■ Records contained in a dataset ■
☆ ☆ ☆

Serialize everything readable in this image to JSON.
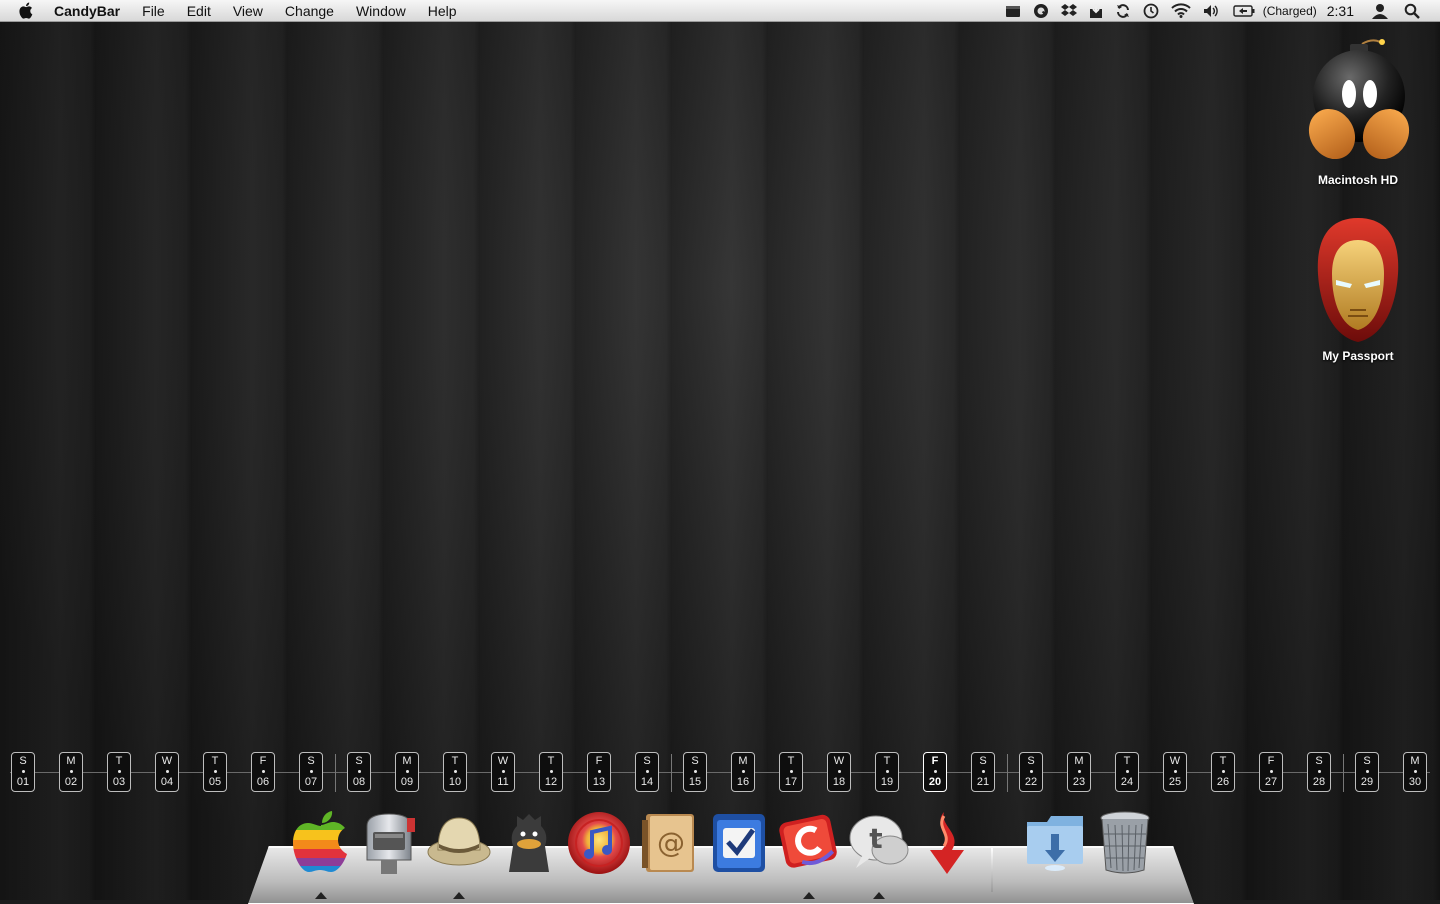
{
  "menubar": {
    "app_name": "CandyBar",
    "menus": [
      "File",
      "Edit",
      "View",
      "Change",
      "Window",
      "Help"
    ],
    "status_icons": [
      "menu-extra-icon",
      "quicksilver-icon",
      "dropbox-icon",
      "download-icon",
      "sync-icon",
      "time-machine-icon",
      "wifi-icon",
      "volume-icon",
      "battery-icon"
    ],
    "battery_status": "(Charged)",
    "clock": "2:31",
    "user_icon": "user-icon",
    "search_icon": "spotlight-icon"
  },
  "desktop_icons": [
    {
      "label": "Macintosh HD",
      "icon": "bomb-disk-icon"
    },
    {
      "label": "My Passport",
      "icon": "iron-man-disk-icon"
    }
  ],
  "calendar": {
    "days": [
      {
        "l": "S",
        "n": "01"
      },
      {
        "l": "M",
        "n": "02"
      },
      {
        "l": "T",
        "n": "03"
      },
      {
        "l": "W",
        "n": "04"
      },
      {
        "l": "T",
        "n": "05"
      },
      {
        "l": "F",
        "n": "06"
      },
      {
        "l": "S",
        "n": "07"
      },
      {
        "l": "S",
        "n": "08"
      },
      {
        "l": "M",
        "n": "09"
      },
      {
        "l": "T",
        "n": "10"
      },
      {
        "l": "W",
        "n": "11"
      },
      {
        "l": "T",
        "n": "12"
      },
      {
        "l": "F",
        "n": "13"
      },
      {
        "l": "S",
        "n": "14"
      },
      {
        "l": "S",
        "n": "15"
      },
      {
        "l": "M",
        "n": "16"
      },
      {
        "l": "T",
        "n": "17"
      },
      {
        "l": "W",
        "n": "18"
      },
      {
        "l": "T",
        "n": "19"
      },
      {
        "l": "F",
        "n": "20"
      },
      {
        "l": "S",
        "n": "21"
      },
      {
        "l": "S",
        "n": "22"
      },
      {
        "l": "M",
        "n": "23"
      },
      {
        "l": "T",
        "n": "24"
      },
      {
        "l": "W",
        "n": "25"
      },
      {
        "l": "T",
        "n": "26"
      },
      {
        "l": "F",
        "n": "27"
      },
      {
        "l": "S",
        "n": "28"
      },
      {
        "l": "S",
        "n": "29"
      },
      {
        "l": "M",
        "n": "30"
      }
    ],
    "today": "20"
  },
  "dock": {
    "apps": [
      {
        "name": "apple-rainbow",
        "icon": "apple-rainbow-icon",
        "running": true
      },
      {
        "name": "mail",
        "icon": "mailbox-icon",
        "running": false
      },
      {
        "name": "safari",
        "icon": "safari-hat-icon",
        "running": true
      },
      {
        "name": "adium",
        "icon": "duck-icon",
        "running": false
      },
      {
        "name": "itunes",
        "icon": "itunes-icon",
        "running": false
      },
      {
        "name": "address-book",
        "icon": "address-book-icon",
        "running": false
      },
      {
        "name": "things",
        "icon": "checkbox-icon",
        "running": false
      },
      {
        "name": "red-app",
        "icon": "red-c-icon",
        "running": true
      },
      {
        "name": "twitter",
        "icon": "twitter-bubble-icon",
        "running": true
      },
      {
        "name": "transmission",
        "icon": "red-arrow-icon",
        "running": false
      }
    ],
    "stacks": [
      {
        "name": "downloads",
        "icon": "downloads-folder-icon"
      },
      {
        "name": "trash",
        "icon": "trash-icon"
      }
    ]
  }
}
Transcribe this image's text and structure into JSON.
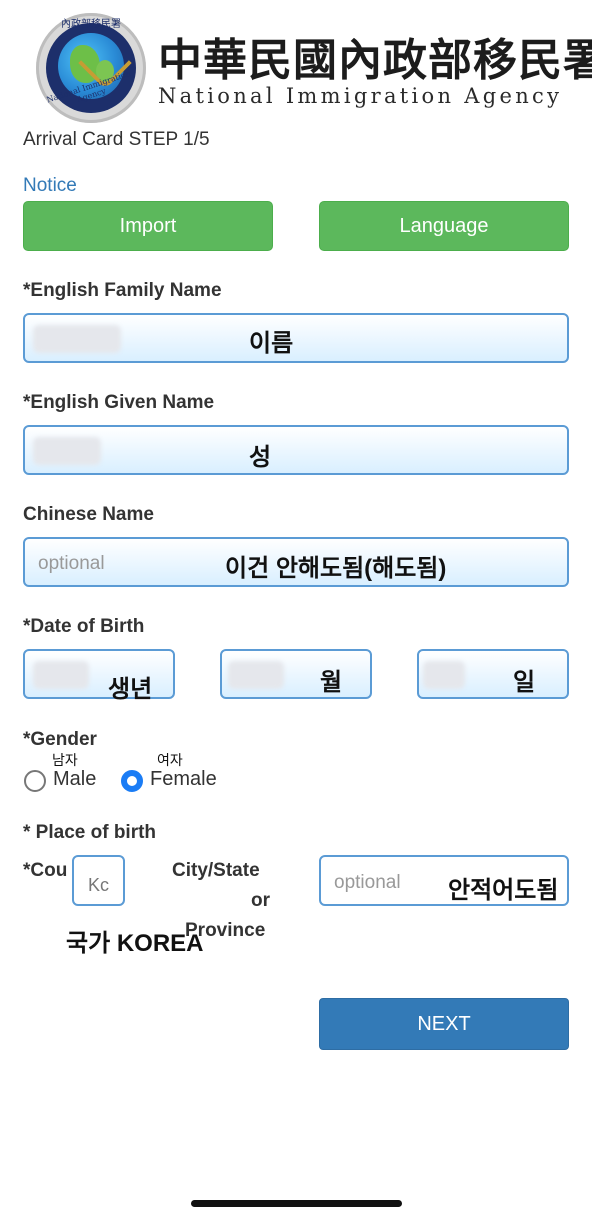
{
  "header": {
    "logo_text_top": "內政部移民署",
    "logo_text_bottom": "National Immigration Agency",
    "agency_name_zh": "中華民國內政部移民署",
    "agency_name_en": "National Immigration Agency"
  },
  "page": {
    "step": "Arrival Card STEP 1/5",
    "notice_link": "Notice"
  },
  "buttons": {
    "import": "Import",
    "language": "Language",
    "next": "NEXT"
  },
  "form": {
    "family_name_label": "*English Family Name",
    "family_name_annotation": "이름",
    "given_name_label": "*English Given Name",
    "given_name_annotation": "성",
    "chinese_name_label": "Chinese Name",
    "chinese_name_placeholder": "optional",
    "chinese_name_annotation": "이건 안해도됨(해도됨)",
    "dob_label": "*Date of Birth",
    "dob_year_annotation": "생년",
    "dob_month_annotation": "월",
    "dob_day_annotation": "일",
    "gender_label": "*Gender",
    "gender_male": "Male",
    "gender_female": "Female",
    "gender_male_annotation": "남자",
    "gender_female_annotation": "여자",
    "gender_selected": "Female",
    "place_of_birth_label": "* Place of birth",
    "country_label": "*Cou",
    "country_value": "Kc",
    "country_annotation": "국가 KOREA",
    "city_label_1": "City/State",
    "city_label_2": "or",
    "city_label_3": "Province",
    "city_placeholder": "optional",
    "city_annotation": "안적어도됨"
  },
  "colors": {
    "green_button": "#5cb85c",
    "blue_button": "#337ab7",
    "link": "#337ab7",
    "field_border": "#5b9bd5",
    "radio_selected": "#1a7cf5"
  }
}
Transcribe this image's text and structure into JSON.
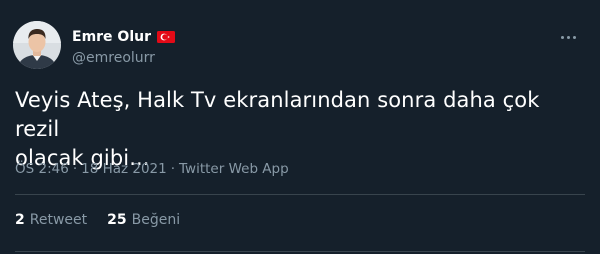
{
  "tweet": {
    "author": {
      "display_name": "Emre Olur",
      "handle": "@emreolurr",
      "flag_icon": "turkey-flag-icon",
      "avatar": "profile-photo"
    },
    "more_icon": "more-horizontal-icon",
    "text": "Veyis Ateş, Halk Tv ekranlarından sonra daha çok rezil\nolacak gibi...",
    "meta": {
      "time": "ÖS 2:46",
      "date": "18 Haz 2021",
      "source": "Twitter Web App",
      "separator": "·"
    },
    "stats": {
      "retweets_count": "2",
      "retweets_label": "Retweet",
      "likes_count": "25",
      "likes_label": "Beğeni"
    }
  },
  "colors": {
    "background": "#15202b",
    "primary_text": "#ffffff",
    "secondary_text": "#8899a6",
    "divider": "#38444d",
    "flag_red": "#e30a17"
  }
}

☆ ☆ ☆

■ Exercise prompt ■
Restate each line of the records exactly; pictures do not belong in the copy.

■ Completed exercise ■
Serialize everything readable in this image to JSON.
{
  "menubar": {
    "app_name": "CandyBar",
    "menus": [
      "File",
      "Edit",
      "View",
      "Change",
      "Window",
      "Help"
    ],
    "status_icons": [
      "menu-extra-icon",
      "quicksilver-icon",
      "dropbox-icon",
      "download-icon",
      "sync-icon",
      "time-machine-icon",
      "wifi-icon",
      "volume-icon",
      "battery-icon"
    ],
    "battery_status": "(Charged)",
    "clock": "2:31",
    "user_icon": "user-icon",
    "search_icon": "spotlight-icon"
  },
  "desktop_icons": [
    {
      "label": "Macintosh HD",
      "icon": "bomb-disk-icon"
    },
    {
      "label": "My Passport",
      "icon": "iron-man-disk-icon"
    }
  ],
  "calendar": {
    "days": [
      {
        "l": "S",
        "n": "01"
      },
      {
        "l": "M",
        "n": "02"
      },
      {
        "l": "T",
        "n": "03"
      },
      {
        "l": "W",
        "n": "04"
      },
      {
        "l": "T",
        "n": "05"
      },
      {
        "l": "F",
        "n": "06"
      },
      {
        "l": "S",
        "n": "07"
      },
      {
        "l": "S",
        "n": "08"
      },
      {
        "l": "M",
        "n": "09"
      },
      {
        "l": "T",
        "n": "10"
      },
      {
        "l": "W",
        "n": "11"
      },
      {
        "l": "T",
        "n": "12"
      },
      {
        "l": "F",
        "n": "13"
      },
      {
        "l": "S",
        "n": "14"
      },
      {
        "l": "S",
        "n": "15"
      },
      {
        "l": "M",
        "n": "16"
      },
      {
        "l": "T",
        "n": "17"
      },
      {
        "l": "W",
        "n": "18"
      },
      {
        "l": "T",
        "n": "19"
      },
      {
        "l": "F",
        "n": "20"
      },
      {
        "l": "S",
        "n": "21"
      },
      {
        "l": "S",
        "n": "22"
      },
      {
        "l": "M",
        "n": "23"
      },
      {
        "l": "T",
        "n": "24"
      },
      {
        "l": "W",
        "n": "25"
      },
      {
        "l": "T",
        "n": "26"
      },
      {
        "l": "F",
        "n": "27"
      },
      {
        "l": "S",
        "n": "28"
      },
      {
        "l": "S",
        "n": "29"
      },
      {
        "l": "M",
        "n": "30"
      }
    ],
    "today": "20"
  },
  "dock": {
    "apps": [
      {
        "name": "apple-rainbow",
        "icon": "apple-rainbow-icon",
        "running": true
      },
      {
        "name": "mail",
        "icon": "mailbox-icon",
        "running": false
      },
      {
        "name": "safari",
        "icon": "safari-hat-icon",
        "running": true
      },
      {
        "name": "adium",
        "icon": "duck-icon",
        "running": false
      },
      {
        "name": "itunes",
        "icon": "itunes-icon",
        "running": false
      },
      {
        "name": "address-book",
        "icon": "address-book-icon",
        "running": false
      },
      {
        "name": "things",
        "icon": "checkbox-icon",
        "running": false
      },
      {
        "name": "red-app",
        "icon": "red-c-icon",
        "running": true
      },
      {
        "name": "twitter",
        "icon": "twitter-bubble-icon",
        "running": true
      },
      {
        "name": "transmission",
        "icon": "red-arrow-icon",
        "running": false
      }
    ],
    "stacks": [
      {
        "name": "downloads",
        "icon": "downloads-folder-icon"
      },
      {
        "name": "trash",
        "icon": "trash-icon"
      }
    ]
  }
}
Transcribe this image's text and structure into JSON.
{
  "header": {
    "logo_text_top": "內政部移民署",
    "logo_text_bottom": "National Immigration Agency",
    "agency_name_zh": "中華民國內政部移民署",
    "agency_name_en": "National Immigration Agency"
  },
  "page": {
    "step": "Arrival Card STEP 1/5",
    "notice_link": "Notice"
  },
  "buttons": {
    "import": "Import",
    "language": "Language",
    "next": "NEXT"
  },
  "form": {
    "family_name_label": "*English Family Name",
    "family_name_annotation": "이름",
    "given_name_label": "*English Given Name",
    "given_name_annotation": "성",
    "chinese_name_label": "Chinese Name",
    "chinese_name_placeholder": "optional",
    "chinese_name_annotation": "이건 안해도됨(해도됨)",
    "dob_label": "*Date of Birth",
    "dob_year_annotation": "생년",
    "dob_month_annotation": "월",
    "dob_day_annotation": "일",
    "gender_label": "*Gender",
    "gender_male": "Male",
    "gender_female": "Female",
    "gender_male_annotation": "남자",
    "gender_female_annotation": "여자",
    "gender_selected": "Female",
    "place_of_birth_label": "* Place of birth",
    "country_label": "*Cou",
    "country_value": "Kc",
    "country_annotation": "국가 KOREA",
    "city_label_1": "City/State",
    "city_label_2": "or",
    "city_label_3": "Province",
    "city_placeholder": "optional",
    "city_annotation": "안적어도됨"
  },
  "colors": {
    "green_button": "#5cb85c",
    "blue_button": "#337ab7",
    "link": "#337ab7",
    "field_border": "#5b9bd5",
    "radio_selected": "#1a7cf5"
  }
}
Transcribe this image's text and structure into JSON.
{
  "tweet": {
    "author": {
      "display_name": "Emre Olur",
      "handle": "@emreolurr",
      "flag_icon": "turkey-flag-icon",
      "avatar": "profile-photo"
    },
    "more_icon": "more-horizontal-icon",
    "text": "Veyis Ateş, Halk Tv ekranlarından sonra daha çok rezil\nolacak gibi...",
    "meta": {
      "time": "ÖS 2:46",
      "date": "18 Haz 2021",
      "source": "Twitter Web App",
      "separator": "·"
    },
    "stats": {
      "retweets_count": "2",
      "retweets_label": "Retweet",
      "likes_count": "25",
      "likes_label": "Beğeni"
    }
  },
  "colors": {
    "background": "#15202b",
    "primary_text": "#ffffff",
    "secondary_text": "#8899a6",
    "divider": "#38444d",
    "flag_red": "#e30a17"
  }
}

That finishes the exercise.